BEGIN Dataset content

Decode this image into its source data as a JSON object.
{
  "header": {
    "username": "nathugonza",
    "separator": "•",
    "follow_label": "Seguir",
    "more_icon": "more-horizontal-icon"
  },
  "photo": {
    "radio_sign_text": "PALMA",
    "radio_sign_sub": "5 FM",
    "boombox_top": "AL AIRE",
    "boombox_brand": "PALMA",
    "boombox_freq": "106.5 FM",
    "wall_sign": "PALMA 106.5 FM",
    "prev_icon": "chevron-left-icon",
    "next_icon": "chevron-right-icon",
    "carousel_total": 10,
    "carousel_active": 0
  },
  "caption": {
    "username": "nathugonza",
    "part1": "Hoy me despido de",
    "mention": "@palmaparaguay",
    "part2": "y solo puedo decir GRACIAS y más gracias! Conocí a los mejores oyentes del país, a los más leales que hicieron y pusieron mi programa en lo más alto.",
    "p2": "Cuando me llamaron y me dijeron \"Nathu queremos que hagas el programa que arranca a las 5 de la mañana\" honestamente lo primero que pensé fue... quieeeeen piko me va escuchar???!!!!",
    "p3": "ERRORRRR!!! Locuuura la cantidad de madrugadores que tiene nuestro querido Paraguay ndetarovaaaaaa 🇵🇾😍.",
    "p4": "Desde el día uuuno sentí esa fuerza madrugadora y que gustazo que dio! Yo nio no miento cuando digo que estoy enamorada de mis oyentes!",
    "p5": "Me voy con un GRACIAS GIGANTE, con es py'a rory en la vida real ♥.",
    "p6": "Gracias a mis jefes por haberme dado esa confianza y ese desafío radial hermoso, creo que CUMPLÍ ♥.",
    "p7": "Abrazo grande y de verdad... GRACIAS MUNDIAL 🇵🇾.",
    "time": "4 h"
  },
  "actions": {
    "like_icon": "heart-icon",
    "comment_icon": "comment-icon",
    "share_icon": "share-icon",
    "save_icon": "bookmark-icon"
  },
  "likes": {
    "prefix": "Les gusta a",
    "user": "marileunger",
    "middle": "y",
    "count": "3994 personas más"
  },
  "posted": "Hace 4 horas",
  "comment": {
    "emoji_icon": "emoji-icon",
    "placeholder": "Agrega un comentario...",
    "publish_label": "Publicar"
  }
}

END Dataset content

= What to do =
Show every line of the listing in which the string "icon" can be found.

= Answer box =
    "more_icon": "more-horizontal-icon"
    "prev_icon": "chevron-left-icon",
    "next_icon": "chevron-right-icon",
    "like_icon": "heart-icon",
    "comment_icon": "comment-icon",
    "share_icon": "share-icon",
    "save_icon": "bookmark-icon"
    "emoji_icon": "emoji-icon",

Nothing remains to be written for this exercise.